First step, chop it in half. I use the biggest knife I have and a rubber mallet that I think came with the kit to assemble my computer cart. I scrape out the seeds and save for next year’s garden.


Face down on a cookie sheet covered with foil and spritzed with no-stick spray. You can skip the foil but you might regret it when you have to wash your pan.

This year I baked as recommended by Serious Eats approximate 1 hour and 15 minutes at 275. I ended up cooking it a little extra and I probably could have let it go even longer but I was impatient with cooking and wanted to get everything put away.


I scrape the pumpkin into the food processor and let ‘er rip. Sometimes after this step I let the pumpkin drain in a strainer lined with cheesecloth but, no patience for that this time.


Half I used in a pot of pumpkin soup and the rest I saved for the freezer. That will end up as a pie or maybe pumpkin chili later this year.

The Almost Pumpkin Pie Disaster


(This is my pumpkin patch 2015. The green things are volunteer acorn squash but I included them in the photo. I had one more big one that I gave to a friend as a gift before this photo.)

For the past couple of years I used this Smooth Pumpkin Pie recipe with great success. But a couple of weeks ago I made these Pumpkin Oreo Cheesecake Bars so I thought I would go for a straight pumpkin pie for Thanksgiving dinner.

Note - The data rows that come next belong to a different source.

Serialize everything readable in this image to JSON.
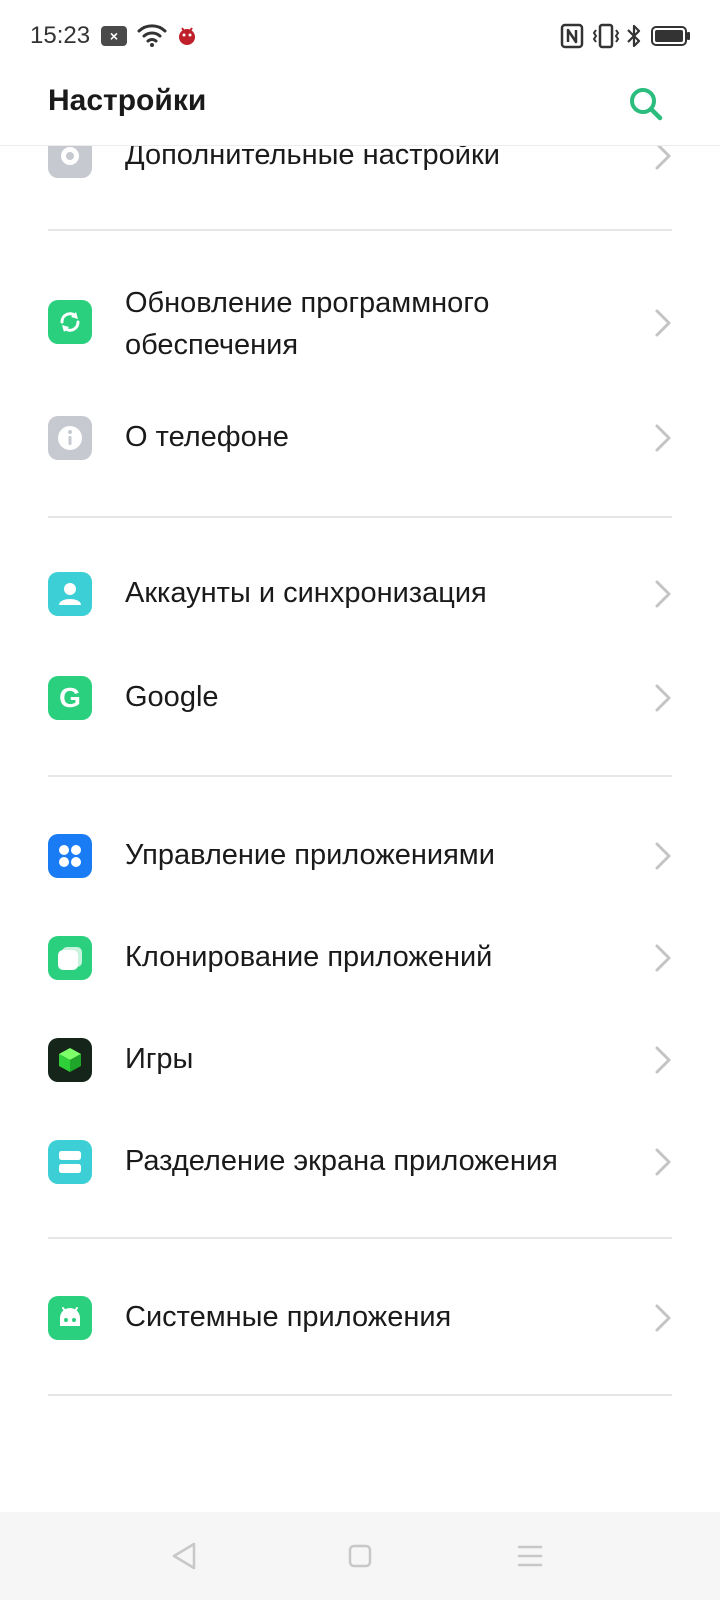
{
  "status_bar": {
    "time": "15:23",
    "notif_badge": "×",
    "icons": [
      "notification-icon",
      "wifi-icon",
      "bug-icon",
      "nfc-icon",
      "vibrate-icon",
      "bluetooth-icon",
      "battery-icon"
    ]
  },
  "header": {
    "title": "Настройки",
    "search_icon": "search-icon"
  },
  "colors": {
    "accent": "#2bbd7e",
    "gray_icon": "#c6c9cf",
    "teal_icon": "#3ccfcc",
    "blue_icon": "#1a7cf5",
    "dark_icon": "#1c2a1c",
    "divider": "#e6e6e6",
    "chevron": "#c4c4c4"
  },
  "settings": {
    "advanced": {
      "label": "Дополнительные настройки",
      "icon": "gear-icon"
    },
    "software_update": {
      "label_line1": "Обновление программного",
      "label_line2": "обеспечения",
      "icon": "update-icon"
    },
    "about_phone": {
      "label": "О телефоне",
      "icon": "info-icon"
    },
    "accounts": {
      "label": "Аккаунты и синхронизация",
      "icon": "person-icon"
    },
    "google": {
      "label": "Google",
      "icon": "google-icon",
      "glyph": "G"
    },
    "app_management": {
      "label": "Управление приложениями",
      "icon": "apps-grid-icon"
    },
    "app_cloner": {
      "label": "Клонирование приложений",
      "icon": "clone-icon"
    },
    "games": {
      "label": "Игры",
      "icon": "cube-icon"
    },
    "split_screen": {
      "label": "Разделение экрана приложения",
      "icon": "split-screen-icon"
    },
    "system_apps": {
      "label": "Системные приложения",
      "icon": "android-icon"
    }
  },
  "nav_bar": {
    "icons": [
      "back-icon",
      "home-icon",
      "recents-menu-icon"
    ]
  }
}
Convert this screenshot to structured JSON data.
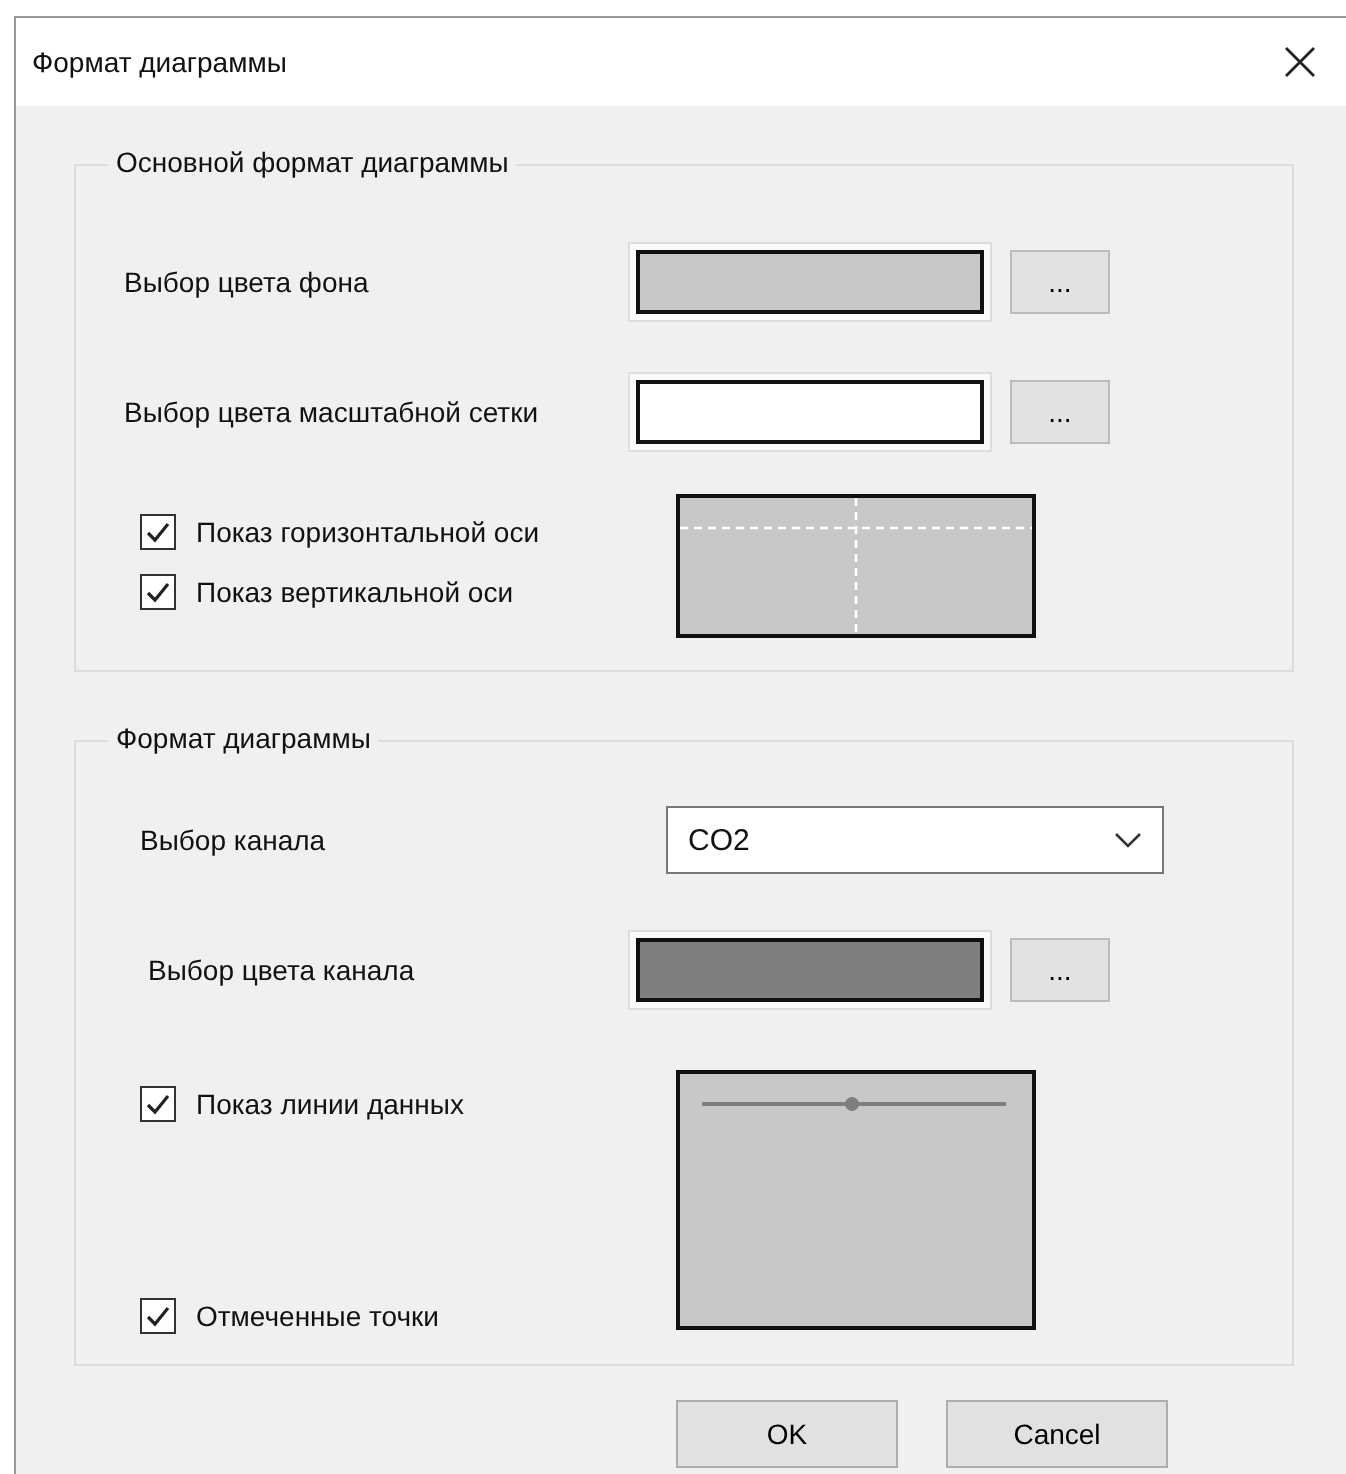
{
  "window": {
    "title": "Формат диаграммы"
  },
  "base_format": {
    "title": "Основной формат диаграммы",
    "background_color": {
      "label": "Выбор цвета фона",
      "color": "#c8c8c8",
      "button": "..."
    },
    "grid_color": {
      "label": "Выбор цвета масштабной сетки",
      "color": "#ffffff",
      "button": "..."
    },
    "show_horizontal_axis": {
      "label": "Показ горизонтальной оси",
      "checked": true
    },
    "show_vertical_axis": {
      "label": "Показ вертикальной оси",
      "checked": true
    }
  },
  "chart_format": {
    "title": "Формат диаграммы",
    "channel": {
      "label": "Выбор канала",
      "value": "CO2"
    },
    "channel_color": {
      "label": "Выбор цвета канала",
      "color": "#7f7f7f",
      "button": "..."
    },
    "show_data_line": {
      "label": "Показ линии данных",
      "checked": true
    },
    "marked_points": {
      "label": "Отмеченные точки",
      "checked": true
    }
  },
  "buttons": [
    "OK",
    "Cancel"
  ]
}
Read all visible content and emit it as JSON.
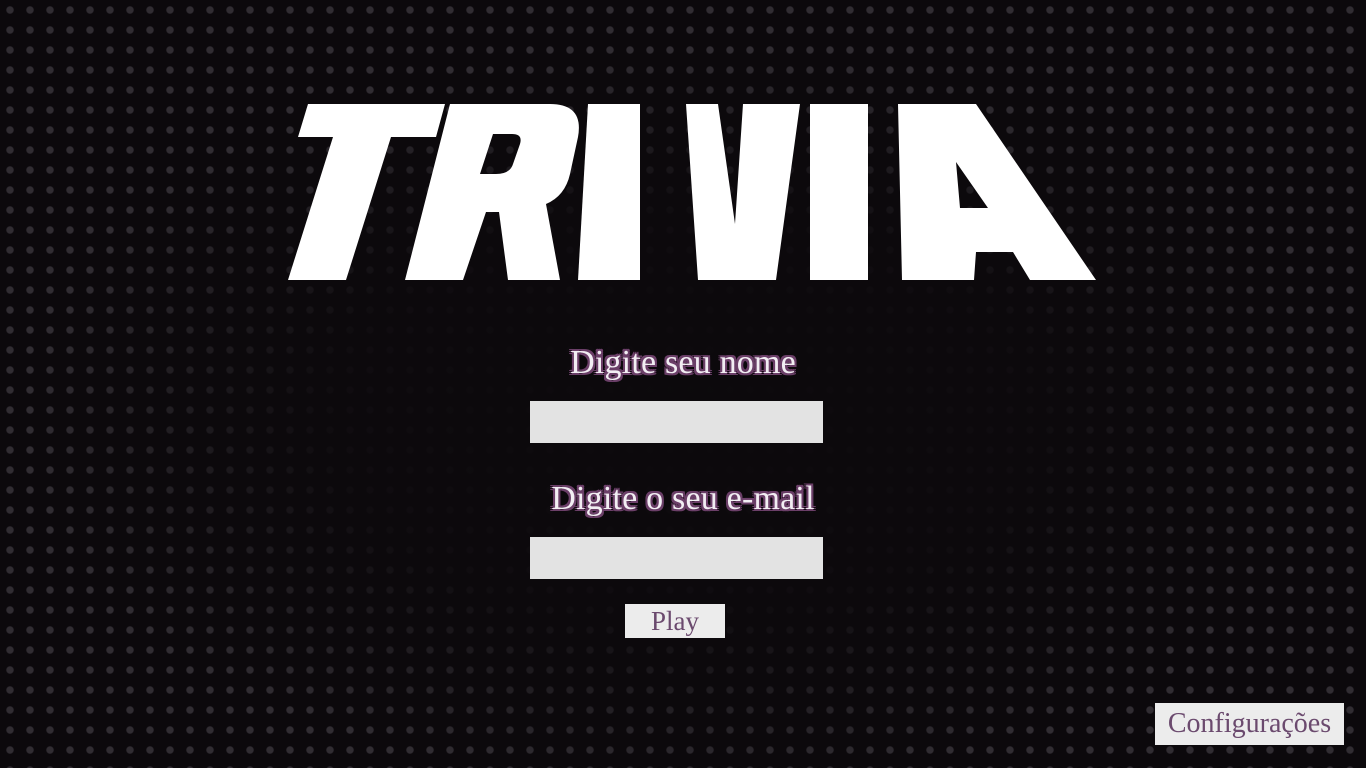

I have had great success with the Cook’s Illustrated recipe, but it takes forever and I wanted to “keep things simple.”

I figured I’d use the Serious Eats Classic Pumpkin Pie recipe – come on. It’s Serious Eats. I trust their recipes. I printed it out and made sure I had the ingredients and never examined more closely.

That brings us to cooking day. I had started mixing together the pumpkin stuff when I got to the part where the recipe called for 1 tablespoon of ground ginger. This sounded like too much to me. I’ve learned not to blindly trust recipes after that time I accidentally made about 1000 gallons of lentil soup.

I went back to look at the website to see if the recipe had been updated to adjust the spices. Instead, most of the comments said things like, “OMG worst pumpkin pie recipe ever,” “Tastes bland,” and “Too much ginger.”

Then I thought it would be a good idea to look for another recipe. Except I’d already started mixing stuff together. I was stuck with what I had.

I improvised by not using so much ginger and adjusting the spices and cooking times via the comments. It came out great. Very pumpkiny and yummy and even better the next day. I wish I’d taken better notes for next year.

Working on My Apple Pie Recipe


No fancy food photography here.

Quite a few years ago I decided that writing offered little in terms of immediate gratification and that I wanted to commit myself to learning a skill with more immediate rewards.

Why not pies?

Pie baking runs in the family so I already had the basics.


I use this recipe for my crust except I use 3 oz. of shortening and 7 oz. of butter. I’ve learned that keeping it in the fridge overnight works better for me.

I use 1 tsp. cinnamon, 3/4 cup sugar and 1/4 cup flour.

I like lots of apples and one of my pie dishes is deep so this fall I’ve been experimenting with adding more apples. I just cram them in with my hands.

It seemed like the center apples still had a bite so I’ve been nuking them for 1-2 minutes and that’s been working well.


I’m still not great at making crust. (Or photographing the results.) My secret is to be fearless. You can see where it got a little goofy. Still tastes amazing.